**Exercise objective**
After reading the data below, copy out every line that contains the word "Cameron".

Extracted records:
◇ ◇ ◇
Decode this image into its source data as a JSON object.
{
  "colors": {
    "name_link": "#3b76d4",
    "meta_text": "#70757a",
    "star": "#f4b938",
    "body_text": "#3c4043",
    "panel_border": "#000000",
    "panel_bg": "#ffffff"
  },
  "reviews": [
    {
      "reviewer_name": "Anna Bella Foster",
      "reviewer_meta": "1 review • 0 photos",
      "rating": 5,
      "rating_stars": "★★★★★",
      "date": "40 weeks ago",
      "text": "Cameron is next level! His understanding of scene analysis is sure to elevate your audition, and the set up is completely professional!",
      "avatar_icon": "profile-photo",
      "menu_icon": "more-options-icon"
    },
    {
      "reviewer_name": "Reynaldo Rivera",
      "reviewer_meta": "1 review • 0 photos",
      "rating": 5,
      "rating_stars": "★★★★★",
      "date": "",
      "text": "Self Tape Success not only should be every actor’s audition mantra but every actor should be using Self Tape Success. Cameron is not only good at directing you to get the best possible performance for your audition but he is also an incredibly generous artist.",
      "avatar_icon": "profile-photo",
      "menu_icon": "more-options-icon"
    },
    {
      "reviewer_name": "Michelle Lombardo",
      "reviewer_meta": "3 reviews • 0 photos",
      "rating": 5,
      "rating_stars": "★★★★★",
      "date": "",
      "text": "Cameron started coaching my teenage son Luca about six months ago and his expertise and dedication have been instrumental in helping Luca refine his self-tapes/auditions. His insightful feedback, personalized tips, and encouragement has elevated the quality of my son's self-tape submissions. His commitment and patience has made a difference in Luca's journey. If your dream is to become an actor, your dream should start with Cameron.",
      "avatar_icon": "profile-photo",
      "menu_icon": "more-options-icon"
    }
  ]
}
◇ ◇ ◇
**Finished exercise**
      "text": "Cameron is next level! His understanding of scene analysis is sure to elevate your audition, and the set up is completely professional!",
      "text": "Self Tape Success not only should be every actor’s audition mantra but every actor should be using Self Tape Success. Cameron is not only good at directing you to get the best possible performance for your audition but he is also an incredibly generous artist.",
      "text": "Cameron started coaching my teenage son Luca about six months ago and his expertise and dedication have been instrumental in helping Luca refine his self-tapes/auditions. His insightful feedback, personalized tips, and encouragement has elevated the quality of my son's self-tape submissions. His commitment and patience has made a difference in Luca's journey. If your dream is to become an actor, your dream should start with Cameron.",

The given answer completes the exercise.